◆ About this task
Go through the lines below and copy each one that holds the string "interrupts".

◆ Provided entries
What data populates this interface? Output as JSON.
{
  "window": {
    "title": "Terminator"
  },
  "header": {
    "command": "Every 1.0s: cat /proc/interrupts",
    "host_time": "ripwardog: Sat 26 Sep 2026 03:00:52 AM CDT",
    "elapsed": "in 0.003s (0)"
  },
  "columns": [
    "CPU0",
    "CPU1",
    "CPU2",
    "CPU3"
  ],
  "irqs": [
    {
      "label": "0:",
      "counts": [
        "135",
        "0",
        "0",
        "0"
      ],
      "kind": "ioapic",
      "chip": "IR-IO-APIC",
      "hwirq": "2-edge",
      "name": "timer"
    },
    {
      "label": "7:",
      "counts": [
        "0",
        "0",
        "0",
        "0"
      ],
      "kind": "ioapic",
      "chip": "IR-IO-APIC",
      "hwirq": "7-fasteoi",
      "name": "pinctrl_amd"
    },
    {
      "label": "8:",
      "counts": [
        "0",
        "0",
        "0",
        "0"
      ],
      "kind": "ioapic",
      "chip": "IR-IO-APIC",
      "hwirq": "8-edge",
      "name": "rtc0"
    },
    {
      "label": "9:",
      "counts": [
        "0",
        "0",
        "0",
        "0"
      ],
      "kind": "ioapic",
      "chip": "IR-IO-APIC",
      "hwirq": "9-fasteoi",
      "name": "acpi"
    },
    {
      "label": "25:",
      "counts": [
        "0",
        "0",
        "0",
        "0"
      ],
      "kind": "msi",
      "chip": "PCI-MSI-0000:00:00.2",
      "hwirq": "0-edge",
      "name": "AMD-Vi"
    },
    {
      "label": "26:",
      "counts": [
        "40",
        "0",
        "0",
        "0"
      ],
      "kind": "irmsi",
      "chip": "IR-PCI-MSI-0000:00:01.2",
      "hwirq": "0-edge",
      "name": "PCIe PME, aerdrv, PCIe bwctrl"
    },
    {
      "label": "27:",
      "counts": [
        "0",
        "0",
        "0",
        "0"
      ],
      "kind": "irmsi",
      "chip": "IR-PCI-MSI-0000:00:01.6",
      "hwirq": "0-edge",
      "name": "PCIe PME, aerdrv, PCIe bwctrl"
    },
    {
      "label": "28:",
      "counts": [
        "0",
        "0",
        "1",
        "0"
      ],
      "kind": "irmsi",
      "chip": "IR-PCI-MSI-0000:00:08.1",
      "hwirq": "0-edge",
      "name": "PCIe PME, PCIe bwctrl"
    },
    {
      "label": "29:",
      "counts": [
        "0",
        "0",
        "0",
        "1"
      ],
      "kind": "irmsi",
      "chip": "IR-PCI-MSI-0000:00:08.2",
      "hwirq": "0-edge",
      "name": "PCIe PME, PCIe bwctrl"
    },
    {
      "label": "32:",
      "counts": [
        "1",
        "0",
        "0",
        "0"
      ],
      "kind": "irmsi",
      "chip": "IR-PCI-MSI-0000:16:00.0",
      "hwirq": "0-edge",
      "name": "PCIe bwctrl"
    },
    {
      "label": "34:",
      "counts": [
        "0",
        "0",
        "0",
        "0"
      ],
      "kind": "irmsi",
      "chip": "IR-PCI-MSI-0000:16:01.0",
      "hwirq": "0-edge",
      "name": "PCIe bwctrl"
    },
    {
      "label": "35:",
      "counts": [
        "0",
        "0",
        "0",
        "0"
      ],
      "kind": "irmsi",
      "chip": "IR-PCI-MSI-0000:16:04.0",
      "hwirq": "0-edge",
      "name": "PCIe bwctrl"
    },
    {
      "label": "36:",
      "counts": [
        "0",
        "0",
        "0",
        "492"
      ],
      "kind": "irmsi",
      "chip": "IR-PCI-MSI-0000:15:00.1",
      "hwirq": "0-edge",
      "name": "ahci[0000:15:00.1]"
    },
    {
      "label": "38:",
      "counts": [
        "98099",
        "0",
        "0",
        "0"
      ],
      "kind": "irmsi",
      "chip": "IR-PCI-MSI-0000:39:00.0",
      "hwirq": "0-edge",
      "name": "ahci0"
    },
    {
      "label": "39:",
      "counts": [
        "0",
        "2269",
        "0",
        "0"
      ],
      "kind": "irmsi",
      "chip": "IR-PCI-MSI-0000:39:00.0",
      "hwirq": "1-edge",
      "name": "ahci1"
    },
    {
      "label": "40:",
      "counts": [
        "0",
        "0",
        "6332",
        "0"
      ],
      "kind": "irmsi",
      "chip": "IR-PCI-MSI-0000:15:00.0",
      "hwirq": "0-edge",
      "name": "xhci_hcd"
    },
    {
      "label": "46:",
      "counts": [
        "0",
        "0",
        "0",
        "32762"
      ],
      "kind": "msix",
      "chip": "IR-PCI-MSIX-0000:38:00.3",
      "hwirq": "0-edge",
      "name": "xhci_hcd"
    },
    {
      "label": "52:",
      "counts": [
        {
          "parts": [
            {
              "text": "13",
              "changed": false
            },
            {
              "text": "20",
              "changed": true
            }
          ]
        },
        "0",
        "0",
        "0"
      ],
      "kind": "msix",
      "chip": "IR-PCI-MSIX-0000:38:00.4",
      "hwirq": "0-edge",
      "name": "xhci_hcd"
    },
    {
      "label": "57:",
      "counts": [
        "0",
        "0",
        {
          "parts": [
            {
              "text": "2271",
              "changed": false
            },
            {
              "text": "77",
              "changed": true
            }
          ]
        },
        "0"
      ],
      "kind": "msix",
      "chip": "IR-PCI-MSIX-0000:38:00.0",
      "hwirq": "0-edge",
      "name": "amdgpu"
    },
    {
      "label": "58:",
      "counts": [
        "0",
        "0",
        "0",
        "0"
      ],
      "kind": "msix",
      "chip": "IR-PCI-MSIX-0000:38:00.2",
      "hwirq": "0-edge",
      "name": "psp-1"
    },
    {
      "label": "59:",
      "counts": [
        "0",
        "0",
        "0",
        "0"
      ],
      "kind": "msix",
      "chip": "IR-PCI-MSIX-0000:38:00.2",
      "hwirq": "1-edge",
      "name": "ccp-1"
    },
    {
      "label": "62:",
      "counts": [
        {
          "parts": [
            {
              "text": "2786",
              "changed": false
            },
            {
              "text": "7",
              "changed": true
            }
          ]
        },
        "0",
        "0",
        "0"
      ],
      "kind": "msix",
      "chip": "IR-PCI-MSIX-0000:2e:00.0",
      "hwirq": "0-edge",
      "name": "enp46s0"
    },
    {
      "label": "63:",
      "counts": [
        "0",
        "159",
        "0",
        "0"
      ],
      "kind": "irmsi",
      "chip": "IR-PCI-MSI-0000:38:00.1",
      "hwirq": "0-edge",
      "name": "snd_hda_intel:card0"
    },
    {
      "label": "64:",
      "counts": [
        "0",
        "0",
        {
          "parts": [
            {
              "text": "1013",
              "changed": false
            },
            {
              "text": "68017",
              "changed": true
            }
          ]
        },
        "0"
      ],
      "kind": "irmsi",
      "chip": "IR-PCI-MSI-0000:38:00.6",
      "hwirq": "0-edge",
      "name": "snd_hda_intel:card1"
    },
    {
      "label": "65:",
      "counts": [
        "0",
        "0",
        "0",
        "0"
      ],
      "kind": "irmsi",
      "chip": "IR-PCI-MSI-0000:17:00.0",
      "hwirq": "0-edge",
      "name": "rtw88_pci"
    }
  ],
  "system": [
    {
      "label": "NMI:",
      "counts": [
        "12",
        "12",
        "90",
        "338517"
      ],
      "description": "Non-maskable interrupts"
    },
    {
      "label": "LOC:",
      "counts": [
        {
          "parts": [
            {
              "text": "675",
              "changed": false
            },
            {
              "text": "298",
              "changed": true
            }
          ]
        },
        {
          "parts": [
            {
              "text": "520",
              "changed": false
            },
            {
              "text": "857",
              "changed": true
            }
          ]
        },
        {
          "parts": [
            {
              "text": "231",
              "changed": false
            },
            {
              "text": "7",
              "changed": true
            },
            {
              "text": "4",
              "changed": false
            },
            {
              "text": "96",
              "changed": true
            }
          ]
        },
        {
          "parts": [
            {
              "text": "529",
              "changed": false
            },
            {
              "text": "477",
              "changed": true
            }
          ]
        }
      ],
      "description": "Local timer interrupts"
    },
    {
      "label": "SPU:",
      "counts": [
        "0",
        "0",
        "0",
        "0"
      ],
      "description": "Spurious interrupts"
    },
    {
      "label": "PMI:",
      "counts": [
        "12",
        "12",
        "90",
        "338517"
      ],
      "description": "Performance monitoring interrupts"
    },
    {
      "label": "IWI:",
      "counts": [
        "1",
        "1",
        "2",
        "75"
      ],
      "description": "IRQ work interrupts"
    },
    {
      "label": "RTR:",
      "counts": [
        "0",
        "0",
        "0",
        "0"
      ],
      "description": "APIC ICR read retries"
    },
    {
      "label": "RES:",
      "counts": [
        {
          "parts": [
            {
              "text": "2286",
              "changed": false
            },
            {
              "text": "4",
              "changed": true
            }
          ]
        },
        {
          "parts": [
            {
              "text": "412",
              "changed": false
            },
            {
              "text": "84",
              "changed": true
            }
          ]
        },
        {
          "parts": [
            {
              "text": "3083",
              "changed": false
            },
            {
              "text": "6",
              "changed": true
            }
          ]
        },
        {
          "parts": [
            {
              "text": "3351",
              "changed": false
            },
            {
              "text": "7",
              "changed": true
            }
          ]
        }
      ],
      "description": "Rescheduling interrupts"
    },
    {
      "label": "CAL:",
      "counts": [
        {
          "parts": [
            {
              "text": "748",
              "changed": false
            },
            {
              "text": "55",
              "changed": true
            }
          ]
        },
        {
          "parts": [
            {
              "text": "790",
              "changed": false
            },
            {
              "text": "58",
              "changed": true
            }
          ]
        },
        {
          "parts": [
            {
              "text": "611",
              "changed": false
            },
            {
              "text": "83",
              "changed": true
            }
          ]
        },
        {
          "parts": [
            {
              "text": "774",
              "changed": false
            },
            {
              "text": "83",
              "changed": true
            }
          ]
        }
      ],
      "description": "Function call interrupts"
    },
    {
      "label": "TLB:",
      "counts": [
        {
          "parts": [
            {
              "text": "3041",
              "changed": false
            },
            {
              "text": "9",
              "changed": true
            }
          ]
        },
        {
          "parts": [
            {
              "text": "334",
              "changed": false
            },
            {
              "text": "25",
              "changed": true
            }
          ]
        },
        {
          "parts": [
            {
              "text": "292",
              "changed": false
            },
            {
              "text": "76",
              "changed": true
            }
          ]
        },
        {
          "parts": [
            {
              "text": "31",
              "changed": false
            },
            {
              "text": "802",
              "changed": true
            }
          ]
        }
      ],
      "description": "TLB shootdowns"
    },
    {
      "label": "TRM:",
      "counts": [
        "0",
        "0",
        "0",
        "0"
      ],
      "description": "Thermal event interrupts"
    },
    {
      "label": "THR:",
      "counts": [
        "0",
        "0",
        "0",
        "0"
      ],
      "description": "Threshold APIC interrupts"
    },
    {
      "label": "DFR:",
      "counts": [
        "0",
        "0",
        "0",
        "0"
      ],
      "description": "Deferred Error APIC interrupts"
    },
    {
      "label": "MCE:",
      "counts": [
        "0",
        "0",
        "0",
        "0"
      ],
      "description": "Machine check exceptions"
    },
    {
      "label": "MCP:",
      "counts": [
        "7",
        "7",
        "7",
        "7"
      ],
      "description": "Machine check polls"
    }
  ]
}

◆ Output below
    "command": "Every 1.0s: cat /proc/interrupts",
      "description": "Non-maskable interrupts"
      "description": "Local timer interrupts"
      "description": "Spurious interrupts"
      "description": "Performance monitoring interrupts"
      "description": "IRQ work interrupts"
      "description": "Rescheduling interrupts"
      "description": "Function call interrupts"
      "description": "Thermal event interrupts"
      "description": "Threshold APIC interrupts"
      "description": "Deferred Error APIC interrupts"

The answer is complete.